Create what you don’t have: Mediterraneo Habana
The realities of Cuba mean that not everything is available. For restaurants, this can mean short supplies of spices or fresh vegetables. For other innovators, this could mean lack of access to software or materials.
Sometimes this means that you have to get creative, and create what you don’t have. In the case of Mediterraneo Habana, this meant running their own farm to source their vegetables. Though certainly a costly challenge, the effort shows, with some of the best and freshest veggies at any restaurant in the city.
Innovators must similarly find ways to create what they don’t have, which has a long history in Cuba. Whether it’s by repurposing old machinery, building new equipment from scratch, or building relationships to access needed materials, there’s no lack of resourcefulness. Cubans must apply this same thinking to build reliable access to the resources they need, and find ways to create whatever they don’t have.
Interested in learning more about the innovation Havana has to offer, or about any of these fantastic restaurants? Check out our travel guide.
Push the boundaries, but work within them: La Guarida
In Cuba, innovators must be knowledgeable in what they can and can’t do. But, as one cuentapropista put it, “it’s easier to push boundaries than to ask for permission.” Though innovators must certainly be cautious to follow the rules, some level of risk taking is required.

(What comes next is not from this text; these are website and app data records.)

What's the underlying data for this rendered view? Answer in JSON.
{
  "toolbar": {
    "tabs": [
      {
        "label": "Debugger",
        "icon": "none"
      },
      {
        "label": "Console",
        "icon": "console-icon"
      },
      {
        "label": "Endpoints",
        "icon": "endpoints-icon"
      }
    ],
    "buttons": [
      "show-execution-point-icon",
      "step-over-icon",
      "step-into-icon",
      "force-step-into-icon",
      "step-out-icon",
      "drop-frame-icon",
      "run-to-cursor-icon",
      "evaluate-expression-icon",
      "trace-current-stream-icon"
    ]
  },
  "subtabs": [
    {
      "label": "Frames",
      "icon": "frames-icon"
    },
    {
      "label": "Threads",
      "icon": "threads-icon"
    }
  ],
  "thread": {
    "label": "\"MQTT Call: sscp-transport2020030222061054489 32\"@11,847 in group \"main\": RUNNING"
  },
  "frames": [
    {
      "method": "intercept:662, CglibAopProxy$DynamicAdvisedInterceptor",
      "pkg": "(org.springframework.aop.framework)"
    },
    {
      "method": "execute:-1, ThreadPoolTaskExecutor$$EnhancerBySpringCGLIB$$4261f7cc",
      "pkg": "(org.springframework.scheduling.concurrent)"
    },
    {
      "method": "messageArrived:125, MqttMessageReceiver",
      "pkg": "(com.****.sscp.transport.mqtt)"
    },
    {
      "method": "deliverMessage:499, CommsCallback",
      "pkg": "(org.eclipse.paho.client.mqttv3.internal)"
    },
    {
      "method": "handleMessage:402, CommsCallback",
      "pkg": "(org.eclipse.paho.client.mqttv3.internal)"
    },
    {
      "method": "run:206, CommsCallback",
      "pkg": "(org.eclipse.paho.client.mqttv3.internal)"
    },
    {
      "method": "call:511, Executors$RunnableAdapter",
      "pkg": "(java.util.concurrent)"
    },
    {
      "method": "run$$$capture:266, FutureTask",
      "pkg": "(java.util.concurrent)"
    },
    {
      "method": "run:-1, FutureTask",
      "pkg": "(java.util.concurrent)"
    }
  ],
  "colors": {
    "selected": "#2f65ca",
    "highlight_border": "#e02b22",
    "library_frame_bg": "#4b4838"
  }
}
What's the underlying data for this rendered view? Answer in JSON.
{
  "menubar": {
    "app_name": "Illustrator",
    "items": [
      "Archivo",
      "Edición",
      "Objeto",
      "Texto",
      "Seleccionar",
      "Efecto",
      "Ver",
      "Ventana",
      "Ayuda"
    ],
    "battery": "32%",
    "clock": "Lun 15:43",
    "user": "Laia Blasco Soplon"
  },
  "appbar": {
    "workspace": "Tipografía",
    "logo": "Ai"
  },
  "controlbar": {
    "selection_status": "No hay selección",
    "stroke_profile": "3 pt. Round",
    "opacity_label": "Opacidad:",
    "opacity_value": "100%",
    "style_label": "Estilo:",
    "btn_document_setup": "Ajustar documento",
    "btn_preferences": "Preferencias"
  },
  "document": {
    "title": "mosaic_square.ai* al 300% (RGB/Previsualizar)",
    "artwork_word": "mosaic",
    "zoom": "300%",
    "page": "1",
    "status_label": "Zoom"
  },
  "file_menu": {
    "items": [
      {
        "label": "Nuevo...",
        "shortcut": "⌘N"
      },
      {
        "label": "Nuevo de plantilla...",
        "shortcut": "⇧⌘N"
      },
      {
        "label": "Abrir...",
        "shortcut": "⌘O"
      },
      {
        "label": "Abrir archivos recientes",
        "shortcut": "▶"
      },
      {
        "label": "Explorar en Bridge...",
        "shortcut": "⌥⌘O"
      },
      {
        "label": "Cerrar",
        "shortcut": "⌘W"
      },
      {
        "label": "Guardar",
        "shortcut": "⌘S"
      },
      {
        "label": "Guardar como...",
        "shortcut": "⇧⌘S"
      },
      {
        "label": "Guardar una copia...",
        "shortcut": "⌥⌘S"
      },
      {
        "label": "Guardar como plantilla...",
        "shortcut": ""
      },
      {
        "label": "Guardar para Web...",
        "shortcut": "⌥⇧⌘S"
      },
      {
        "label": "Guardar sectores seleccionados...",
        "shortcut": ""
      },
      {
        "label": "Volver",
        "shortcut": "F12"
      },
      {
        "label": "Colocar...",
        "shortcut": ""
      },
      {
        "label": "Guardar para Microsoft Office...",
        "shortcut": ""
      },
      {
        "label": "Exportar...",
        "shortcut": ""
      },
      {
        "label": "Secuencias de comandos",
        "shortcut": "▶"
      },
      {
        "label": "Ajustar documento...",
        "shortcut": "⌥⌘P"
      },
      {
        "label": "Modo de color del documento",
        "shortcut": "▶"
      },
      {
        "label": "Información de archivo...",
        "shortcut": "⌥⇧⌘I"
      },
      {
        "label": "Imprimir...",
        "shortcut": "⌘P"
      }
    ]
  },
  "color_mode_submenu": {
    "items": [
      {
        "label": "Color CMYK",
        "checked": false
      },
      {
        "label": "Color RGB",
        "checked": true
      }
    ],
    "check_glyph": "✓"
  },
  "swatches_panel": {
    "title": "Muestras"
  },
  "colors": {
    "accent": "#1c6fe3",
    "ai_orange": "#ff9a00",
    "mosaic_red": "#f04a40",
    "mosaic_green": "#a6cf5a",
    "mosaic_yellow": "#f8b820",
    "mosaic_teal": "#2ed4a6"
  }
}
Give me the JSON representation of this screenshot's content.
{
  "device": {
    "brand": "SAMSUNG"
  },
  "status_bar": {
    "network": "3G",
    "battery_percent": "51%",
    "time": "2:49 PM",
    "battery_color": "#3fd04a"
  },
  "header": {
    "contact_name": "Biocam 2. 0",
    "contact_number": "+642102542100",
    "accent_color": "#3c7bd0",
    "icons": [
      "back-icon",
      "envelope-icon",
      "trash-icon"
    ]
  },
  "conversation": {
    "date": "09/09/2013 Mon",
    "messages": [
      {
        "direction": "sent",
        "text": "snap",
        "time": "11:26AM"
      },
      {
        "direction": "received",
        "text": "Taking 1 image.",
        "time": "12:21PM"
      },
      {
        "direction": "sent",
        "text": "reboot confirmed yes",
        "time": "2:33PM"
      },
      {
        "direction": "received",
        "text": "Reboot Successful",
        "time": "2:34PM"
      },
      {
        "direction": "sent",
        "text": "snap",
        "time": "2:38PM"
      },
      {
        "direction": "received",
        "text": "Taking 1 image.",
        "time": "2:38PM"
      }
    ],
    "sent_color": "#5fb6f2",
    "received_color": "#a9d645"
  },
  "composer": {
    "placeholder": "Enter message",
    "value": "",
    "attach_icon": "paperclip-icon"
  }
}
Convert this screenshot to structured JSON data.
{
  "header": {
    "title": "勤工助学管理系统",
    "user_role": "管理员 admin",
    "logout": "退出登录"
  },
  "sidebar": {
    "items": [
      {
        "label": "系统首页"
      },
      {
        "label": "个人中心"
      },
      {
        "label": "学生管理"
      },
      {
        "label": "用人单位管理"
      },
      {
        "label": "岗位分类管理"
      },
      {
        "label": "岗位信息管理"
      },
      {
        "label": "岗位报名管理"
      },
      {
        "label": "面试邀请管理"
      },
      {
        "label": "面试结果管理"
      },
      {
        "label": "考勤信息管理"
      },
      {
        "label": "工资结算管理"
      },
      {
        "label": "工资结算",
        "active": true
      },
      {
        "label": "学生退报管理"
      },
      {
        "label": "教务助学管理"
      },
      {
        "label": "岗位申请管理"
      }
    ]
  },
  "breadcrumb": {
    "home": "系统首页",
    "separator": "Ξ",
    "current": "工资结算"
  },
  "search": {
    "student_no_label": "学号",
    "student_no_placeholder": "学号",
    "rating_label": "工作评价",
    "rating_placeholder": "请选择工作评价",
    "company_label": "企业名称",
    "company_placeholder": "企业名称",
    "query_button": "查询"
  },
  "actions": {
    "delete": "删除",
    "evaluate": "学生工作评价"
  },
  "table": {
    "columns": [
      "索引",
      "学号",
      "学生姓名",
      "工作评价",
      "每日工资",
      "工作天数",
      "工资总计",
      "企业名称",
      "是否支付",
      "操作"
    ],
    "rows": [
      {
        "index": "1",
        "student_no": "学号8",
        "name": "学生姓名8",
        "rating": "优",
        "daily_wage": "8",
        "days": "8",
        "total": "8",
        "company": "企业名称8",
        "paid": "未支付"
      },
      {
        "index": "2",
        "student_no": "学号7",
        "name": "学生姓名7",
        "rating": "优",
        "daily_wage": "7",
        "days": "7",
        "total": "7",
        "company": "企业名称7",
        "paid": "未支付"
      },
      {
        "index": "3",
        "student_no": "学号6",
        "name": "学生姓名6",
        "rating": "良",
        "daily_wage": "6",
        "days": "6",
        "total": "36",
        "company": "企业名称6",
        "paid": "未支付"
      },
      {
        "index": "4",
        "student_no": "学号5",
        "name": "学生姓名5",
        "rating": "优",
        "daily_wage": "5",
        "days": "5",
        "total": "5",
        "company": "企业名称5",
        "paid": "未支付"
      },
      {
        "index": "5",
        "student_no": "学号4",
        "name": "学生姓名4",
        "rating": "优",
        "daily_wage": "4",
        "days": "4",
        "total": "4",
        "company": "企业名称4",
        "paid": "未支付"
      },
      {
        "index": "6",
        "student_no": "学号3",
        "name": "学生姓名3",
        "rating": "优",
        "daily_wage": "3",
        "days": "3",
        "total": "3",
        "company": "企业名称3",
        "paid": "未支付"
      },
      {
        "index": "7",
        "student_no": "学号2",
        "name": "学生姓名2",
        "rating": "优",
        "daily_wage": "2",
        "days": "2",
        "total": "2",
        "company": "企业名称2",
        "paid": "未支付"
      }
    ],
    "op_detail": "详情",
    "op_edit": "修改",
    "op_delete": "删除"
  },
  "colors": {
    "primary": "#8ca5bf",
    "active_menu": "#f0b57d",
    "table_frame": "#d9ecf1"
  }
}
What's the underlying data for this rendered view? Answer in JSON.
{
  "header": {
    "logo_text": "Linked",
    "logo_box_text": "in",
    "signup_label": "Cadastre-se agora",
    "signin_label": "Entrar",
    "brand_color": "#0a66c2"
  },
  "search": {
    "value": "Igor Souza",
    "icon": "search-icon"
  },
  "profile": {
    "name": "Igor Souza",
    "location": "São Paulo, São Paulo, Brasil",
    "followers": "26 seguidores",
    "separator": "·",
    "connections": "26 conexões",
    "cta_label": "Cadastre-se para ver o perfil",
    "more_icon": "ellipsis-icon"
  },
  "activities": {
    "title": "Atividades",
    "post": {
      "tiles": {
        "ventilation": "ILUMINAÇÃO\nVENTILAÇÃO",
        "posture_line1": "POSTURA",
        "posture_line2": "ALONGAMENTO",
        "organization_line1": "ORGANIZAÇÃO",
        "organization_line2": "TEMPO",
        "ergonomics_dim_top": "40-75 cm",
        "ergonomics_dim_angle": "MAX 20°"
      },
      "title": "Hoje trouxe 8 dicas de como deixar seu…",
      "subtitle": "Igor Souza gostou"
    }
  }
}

This spirit is embodied perfectly at La Guarida, one of oldest privately owned restaurant in Havana. Opening in 1996, the spot is located in a gorgeous and crumbling townhouse turned apartment building in Centro Habana. It was the first fine-dining paladar in the city, opened at a time with the Cuban government began allowing families to run restaurants out of their homes.
La Guarida obeyed the law, but pushed the boundaries of what a paladar could be. Dozens of high-end paladares have since followed in its footsteps. In other innovative disciplines, many laws are outdated or don’t cover all types of enterprises, especially in the technology space. While no entrepreneur should deliberately break the law, they must be comfortable operating in some level of uncertainty.